As PCMark provides the work benchmark, we decided to use it to see how well the Xiaomi Mi Pad performs as a working tool. The score it obtained was a solid 5,139.
Continuing with battery life, we used the test included in PCMark to see how long it can keep working before it went out of juice. It lasted shy of a full day at work, at seven hours and 46 minutes. That's almost eight continuous hours of work, which was within our estimates considering its 6,700mAh battery.
There have been many devices that have come in and out of our hands, but few have made us feel as divided as the Xiaomi Mi Pad has.

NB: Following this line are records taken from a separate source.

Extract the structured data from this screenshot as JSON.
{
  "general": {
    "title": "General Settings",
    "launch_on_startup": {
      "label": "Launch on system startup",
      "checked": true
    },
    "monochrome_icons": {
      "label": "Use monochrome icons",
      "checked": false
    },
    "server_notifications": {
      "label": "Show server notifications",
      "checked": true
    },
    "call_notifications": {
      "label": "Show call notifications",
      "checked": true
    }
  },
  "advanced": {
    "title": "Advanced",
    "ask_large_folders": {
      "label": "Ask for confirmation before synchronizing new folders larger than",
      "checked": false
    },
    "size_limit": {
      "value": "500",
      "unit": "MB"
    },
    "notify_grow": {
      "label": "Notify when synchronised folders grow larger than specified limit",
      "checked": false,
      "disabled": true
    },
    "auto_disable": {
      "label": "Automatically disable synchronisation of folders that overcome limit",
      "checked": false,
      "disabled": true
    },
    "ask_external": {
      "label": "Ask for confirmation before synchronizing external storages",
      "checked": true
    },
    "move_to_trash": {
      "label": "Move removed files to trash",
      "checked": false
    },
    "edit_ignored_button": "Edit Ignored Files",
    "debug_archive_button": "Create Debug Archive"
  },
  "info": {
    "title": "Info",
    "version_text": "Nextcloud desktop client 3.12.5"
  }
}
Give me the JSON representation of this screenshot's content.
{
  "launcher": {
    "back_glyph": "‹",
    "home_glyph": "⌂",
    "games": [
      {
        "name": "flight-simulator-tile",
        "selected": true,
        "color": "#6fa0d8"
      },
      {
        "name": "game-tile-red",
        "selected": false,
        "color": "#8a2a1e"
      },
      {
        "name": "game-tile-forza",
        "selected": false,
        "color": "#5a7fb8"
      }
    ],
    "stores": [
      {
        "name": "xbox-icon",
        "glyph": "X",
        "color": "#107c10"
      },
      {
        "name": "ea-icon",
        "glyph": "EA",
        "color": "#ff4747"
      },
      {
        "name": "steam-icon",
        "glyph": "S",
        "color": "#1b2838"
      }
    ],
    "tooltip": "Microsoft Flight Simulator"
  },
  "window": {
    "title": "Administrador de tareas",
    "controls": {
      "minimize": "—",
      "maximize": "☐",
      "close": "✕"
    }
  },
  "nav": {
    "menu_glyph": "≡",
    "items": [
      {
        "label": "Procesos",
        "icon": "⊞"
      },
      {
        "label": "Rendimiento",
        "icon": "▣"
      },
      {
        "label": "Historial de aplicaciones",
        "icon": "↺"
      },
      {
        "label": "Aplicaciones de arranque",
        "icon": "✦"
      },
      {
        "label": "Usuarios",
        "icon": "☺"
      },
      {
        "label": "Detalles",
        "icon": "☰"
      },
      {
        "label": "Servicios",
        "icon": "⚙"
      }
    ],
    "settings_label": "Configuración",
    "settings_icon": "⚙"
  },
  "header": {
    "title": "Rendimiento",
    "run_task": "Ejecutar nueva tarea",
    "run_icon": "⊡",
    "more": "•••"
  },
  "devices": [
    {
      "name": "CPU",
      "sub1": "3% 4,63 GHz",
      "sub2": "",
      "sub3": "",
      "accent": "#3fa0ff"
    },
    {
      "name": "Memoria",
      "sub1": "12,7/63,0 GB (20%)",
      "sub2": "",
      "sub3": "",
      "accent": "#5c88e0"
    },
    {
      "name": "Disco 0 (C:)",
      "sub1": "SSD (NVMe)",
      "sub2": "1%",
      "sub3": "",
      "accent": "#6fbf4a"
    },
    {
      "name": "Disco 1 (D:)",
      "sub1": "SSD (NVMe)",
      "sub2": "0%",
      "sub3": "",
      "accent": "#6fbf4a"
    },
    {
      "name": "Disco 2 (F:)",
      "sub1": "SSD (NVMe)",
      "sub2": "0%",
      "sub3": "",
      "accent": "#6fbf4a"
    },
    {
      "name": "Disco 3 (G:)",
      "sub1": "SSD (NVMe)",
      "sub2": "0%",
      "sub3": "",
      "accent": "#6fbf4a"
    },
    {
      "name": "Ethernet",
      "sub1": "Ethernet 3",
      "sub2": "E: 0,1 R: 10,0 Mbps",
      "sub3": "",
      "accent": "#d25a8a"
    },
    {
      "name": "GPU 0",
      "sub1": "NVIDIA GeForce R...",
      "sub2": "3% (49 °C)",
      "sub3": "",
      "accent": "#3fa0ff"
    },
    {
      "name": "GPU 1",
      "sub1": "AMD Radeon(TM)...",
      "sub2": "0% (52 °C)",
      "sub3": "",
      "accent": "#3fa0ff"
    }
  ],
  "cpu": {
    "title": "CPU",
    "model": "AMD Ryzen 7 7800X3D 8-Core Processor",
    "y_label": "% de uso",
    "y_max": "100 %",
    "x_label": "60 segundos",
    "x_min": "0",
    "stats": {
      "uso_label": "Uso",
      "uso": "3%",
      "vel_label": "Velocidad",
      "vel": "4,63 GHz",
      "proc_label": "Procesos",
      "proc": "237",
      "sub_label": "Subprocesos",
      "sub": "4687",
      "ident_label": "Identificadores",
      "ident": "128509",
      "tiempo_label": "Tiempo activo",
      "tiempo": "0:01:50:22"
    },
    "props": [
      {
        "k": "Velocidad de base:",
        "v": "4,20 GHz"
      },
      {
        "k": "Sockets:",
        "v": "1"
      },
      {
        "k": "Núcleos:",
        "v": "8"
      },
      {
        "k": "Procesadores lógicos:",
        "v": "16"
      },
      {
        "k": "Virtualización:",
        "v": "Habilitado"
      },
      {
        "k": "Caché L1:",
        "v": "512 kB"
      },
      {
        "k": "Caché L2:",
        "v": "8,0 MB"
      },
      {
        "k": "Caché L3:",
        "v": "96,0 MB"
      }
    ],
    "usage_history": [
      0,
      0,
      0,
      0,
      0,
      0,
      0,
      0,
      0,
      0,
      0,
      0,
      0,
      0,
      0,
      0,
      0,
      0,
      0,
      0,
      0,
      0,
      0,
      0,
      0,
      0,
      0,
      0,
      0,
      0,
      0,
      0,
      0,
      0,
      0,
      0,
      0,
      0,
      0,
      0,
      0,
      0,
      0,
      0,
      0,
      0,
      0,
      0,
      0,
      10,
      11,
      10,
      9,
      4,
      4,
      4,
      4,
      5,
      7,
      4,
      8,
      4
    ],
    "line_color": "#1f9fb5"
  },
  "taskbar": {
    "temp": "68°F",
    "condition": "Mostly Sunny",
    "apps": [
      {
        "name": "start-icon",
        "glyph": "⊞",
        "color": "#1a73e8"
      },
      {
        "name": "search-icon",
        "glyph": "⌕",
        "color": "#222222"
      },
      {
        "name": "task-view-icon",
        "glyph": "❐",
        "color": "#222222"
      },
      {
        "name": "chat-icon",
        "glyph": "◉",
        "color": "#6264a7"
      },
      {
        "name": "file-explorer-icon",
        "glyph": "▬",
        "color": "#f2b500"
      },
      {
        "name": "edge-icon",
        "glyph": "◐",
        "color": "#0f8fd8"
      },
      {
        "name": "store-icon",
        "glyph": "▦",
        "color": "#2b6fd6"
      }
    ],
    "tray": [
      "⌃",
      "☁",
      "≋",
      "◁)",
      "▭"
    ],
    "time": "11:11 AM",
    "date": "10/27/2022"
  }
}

On one hand, it is extremely cheap and powerful without regard for each other. It lasts longer that its user would too, in a working marathon. The speakers are loud, albeit poorly positioned. The camera is nice under favorable lighting conditions. The overall 8-inch form factor is really great to handle, and is also comfortable for reading and video watching purposes.
On the other hand, it looks exactly like how it's priced. Its need for a pin to access the expendable storage and its really odd necessity for a factory reset every time you need to change locations are really tiresome, and the factory-reset-to-change-locations thing is also quite suspicious, but not as much as the device's refusal to send testing data to the respective benchmarking servers.
If none of the cons bother you (or if you think those are the ramblings of a hypochondriac), then we have no problems recommending the Xiaomi Mi Pad. It is powerful, its battery is long lasting, and having all that for RM799 is extremely good value for money.